*** Records for this exercise ***
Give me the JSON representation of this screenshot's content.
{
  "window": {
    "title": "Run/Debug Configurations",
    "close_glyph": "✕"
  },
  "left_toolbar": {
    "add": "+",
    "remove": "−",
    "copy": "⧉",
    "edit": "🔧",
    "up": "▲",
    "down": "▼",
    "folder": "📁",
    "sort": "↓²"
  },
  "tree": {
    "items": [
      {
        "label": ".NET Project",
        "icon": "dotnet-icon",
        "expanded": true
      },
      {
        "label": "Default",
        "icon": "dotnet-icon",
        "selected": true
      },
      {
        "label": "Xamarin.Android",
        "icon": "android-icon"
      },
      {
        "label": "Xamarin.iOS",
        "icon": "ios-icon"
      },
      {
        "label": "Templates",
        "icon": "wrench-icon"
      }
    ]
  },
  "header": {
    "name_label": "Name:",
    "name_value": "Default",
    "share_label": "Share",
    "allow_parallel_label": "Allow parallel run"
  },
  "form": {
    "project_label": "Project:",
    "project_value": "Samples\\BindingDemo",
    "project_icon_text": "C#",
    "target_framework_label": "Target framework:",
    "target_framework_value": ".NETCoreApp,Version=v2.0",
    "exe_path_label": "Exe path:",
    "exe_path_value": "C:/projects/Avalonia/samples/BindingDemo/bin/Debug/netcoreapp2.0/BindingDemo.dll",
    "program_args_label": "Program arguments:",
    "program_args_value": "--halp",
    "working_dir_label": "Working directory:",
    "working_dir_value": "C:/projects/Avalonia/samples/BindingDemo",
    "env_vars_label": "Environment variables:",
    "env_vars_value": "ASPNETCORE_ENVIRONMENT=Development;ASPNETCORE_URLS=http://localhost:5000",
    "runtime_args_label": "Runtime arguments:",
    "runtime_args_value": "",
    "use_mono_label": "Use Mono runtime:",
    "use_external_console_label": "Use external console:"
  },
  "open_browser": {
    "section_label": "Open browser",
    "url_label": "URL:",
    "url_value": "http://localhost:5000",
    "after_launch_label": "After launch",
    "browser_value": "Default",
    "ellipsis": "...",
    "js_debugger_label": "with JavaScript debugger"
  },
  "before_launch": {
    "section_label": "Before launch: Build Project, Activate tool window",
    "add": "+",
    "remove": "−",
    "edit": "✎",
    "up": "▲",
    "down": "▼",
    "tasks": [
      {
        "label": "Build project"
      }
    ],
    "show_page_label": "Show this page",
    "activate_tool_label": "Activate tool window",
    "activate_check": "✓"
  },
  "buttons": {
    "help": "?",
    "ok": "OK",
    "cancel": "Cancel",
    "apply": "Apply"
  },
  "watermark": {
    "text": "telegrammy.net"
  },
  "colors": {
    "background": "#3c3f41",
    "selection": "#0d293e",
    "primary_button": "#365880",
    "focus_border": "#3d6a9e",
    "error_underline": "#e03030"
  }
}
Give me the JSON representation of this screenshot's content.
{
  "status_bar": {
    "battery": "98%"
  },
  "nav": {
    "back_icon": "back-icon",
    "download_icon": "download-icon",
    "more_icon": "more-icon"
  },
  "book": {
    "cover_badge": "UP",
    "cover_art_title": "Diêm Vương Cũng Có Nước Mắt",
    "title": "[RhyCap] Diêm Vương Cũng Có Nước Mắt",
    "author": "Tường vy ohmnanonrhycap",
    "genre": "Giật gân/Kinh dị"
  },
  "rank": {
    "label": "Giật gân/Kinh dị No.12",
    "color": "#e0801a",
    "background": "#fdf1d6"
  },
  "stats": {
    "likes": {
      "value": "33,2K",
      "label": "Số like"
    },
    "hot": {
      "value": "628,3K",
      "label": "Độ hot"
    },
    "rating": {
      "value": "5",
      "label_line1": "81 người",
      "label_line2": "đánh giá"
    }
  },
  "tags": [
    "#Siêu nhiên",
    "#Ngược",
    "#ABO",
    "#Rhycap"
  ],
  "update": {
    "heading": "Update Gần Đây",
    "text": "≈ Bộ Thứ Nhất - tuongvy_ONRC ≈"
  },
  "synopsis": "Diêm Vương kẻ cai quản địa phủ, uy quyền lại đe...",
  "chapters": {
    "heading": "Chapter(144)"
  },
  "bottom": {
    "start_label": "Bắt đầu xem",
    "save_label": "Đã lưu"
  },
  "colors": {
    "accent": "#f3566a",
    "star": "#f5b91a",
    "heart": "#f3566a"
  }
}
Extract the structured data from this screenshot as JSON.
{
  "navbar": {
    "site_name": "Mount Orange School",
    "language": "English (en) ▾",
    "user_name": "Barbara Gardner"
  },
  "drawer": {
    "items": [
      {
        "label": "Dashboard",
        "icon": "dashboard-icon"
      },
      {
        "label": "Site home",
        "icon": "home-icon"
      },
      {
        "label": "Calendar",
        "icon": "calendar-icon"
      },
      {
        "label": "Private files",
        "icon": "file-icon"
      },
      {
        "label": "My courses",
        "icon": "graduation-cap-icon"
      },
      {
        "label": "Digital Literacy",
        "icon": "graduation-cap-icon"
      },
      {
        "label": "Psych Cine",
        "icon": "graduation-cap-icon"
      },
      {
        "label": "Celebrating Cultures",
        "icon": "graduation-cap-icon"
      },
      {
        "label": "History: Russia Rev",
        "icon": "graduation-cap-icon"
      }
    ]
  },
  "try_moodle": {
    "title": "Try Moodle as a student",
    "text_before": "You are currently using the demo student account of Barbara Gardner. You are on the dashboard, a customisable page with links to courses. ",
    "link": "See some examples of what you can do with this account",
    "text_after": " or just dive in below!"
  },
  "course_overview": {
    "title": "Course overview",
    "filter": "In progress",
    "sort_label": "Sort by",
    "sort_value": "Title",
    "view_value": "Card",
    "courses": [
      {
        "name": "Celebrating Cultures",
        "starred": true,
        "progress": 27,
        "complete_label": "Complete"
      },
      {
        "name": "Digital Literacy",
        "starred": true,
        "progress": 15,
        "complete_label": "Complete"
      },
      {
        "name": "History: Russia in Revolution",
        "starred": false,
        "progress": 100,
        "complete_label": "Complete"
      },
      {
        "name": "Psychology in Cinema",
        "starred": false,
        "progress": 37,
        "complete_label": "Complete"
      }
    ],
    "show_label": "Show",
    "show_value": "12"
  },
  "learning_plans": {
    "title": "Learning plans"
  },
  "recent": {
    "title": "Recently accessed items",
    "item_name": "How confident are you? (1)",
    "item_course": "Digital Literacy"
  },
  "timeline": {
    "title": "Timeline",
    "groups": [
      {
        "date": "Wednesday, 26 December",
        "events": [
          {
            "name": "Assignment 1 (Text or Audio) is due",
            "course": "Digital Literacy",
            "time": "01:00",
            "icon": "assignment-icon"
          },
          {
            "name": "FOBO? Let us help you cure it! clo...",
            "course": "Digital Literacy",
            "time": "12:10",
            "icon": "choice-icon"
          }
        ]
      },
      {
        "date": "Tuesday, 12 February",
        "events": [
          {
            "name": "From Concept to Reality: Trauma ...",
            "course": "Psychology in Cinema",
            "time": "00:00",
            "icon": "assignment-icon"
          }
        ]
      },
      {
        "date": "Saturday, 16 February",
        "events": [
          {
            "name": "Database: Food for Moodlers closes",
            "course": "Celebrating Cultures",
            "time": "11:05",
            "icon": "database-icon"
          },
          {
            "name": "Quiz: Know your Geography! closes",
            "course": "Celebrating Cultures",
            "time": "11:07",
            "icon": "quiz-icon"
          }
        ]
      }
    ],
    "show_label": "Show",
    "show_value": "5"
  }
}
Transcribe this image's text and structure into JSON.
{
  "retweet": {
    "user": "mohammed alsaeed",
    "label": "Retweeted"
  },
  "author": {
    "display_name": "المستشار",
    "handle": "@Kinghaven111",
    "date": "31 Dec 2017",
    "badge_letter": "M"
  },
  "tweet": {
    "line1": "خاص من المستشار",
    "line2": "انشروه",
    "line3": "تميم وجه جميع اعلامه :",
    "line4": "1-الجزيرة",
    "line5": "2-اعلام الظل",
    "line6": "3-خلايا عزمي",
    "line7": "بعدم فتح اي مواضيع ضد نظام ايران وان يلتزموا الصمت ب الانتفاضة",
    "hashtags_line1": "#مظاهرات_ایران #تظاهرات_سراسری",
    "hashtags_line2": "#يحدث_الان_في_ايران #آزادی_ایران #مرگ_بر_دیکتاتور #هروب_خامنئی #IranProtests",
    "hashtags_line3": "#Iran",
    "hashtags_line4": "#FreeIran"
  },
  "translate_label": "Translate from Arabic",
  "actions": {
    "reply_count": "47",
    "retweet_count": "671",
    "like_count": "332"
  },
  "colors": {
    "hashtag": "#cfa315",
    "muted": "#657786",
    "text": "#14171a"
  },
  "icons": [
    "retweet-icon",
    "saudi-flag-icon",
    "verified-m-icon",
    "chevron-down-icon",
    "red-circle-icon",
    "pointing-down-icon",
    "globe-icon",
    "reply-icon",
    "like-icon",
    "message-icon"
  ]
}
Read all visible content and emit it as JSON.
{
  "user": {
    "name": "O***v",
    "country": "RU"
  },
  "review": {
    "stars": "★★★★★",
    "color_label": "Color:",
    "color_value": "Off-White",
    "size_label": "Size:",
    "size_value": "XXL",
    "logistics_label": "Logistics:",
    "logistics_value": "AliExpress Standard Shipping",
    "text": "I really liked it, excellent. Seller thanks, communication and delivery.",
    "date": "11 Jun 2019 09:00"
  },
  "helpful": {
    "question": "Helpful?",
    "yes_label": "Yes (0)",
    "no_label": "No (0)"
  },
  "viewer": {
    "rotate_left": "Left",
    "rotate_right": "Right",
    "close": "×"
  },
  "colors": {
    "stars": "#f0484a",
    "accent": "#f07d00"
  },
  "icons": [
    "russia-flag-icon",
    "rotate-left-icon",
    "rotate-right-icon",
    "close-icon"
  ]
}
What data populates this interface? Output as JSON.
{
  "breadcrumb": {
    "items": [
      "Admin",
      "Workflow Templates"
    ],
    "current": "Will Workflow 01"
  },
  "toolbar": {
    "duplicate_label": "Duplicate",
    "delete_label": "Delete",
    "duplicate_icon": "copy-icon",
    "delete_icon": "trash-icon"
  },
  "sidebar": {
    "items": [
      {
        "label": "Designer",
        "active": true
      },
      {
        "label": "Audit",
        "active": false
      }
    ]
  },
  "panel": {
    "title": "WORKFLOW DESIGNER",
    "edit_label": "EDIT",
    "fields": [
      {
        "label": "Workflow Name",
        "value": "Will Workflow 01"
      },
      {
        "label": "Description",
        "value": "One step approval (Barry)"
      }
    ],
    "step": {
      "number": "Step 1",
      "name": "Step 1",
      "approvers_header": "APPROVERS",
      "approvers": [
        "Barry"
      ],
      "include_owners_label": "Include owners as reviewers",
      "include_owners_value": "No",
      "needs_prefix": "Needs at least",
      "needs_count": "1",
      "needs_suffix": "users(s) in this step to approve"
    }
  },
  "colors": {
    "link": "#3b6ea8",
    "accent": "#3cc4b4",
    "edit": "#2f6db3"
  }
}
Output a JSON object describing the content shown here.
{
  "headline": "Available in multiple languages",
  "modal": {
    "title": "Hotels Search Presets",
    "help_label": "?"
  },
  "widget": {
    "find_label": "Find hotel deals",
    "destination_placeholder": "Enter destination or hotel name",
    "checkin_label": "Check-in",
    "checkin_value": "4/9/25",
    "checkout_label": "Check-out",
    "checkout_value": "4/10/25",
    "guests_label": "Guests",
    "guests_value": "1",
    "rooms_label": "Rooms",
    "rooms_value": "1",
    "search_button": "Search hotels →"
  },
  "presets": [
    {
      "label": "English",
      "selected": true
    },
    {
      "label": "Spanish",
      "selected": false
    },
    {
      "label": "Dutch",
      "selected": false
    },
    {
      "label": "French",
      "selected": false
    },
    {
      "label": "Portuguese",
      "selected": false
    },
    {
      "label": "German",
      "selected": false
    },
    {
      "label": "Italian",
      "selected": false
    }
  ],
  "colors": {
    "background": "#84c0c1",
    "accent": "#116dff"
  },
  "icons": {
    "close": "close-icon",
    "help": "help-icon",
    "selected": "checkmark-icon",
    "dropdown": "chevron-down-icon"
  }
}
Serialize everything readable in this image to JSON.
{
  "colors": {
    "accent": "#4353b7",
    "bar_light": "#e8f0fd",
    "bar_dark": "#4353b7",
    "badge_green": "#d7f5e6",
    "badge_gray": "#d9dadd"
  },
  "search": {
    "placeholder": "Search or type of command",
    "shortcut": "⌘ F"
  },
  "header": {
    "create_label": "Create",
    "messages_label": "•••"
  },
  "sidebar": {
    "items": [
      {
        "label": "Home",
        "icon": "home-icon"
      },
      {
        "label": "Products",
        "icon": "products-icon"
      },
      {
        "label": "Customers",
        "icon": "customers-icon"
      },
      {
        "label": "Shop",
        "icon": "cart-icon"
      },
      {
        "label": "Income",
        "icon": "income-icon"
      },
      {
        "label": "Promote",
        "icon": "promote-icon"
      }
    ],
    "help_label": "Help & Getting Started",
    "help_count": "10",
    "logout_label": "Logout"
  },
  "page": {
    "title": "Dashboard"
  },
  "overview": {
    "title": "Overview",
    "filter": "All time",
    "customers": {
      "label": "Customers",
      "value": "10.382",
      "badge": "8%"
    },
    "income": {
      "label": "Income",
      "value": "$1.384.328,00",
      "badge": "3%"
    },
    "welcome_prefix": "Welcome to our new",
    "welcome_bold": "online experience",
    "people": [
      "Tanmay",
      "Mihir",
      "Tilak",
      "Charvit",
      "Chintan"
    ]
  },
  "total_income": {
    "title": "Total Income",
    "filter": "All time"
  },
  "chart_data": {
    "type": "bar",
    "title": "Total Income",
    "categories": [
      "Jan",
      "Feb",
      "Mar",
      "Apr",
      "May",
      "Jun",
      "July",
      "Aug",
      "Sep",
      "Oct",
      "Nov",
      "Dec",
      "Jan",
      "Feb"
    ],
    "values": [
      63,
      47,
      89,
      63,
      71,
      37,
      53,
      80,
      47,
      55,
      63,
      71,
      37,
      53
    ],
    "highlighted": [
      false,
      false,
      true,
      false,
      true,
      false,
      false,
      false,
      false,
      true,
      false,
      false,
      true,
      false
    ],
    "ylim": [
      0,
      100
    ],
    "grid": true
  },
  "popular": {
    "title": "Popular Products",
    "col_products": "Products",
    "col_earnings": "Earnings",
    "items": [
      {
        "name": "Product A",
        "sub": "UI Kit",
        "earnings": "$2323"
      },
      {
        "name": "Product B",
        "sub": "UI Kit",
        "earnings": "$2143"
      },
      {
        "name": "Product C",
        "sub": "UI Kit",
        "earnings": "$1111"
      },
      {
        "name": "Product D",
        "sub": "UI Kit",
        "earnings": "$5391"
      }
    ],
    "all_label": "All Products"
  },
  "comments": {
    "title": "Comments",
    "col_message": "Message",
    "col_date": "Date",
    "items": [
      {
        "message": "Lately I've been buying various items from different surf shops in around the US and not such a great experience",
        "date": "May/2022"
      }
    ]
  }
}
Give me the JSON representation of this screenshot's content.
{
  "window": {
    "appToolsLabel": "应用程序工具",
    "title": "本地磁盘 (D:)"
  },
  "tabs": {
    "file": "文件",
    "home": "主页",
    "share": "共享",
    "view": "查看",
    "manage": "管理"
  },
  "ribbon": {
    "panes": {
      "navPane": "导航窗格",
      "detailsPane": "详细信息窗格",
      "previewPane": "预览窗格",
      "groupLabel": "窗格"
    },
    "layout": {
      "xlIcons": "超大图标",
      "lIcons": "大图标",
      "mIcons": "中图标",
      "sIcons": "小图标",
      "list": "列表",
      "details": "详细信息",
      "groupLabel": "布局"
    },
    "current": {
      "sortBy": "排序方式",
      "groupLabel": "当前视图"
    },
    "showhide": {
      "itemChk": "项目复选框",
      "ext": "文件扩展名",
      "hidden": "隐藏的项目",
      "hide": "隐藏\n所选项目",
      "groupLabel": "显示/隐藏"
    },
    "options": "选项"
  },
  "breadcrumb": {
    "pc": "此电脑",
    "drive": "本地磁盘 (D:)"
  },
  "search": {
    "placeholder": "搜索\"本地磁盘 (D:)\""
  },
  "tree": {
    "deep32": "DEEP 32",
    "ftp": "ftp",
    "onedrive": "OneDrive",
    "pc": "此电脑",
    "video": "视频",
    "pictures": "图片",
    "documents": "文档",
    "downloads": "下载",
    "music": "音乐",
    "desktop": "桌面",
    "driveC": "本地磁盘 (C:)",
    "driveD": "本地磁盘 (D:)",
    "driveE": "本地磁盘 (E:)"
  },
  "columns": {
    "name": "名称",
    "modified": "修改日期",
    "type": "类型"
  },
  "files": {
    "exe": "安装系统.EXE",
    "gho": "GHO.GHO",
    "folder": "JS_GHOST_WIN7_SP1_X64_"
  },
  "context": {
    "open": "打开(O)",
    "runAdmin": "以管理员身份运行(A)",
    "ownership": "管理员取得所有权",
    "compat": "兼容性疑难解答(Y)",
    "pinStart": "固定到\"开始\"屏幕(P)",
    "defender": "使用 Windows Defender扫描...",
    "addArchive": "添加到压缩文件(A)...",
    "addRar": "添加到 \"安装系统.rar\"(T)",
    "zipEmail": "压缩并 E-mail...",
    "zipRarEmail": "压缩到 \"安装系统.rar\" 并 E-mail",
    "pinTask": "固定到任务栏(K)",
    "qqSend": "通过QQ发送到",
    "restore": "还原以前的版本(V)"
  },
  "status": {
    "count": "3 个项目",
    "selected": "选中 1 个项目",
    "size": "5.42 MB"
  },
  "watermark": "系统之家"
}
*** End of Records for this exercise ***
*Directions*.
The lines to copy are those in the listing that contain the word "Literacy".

*Output of the task*.
        "label": "Digital Literacy",
        "name": "Digital Literacy",
    "item_course": "Digital Literacy"
            "course": "Digital Literacy",
            "course": "Digital Literacy",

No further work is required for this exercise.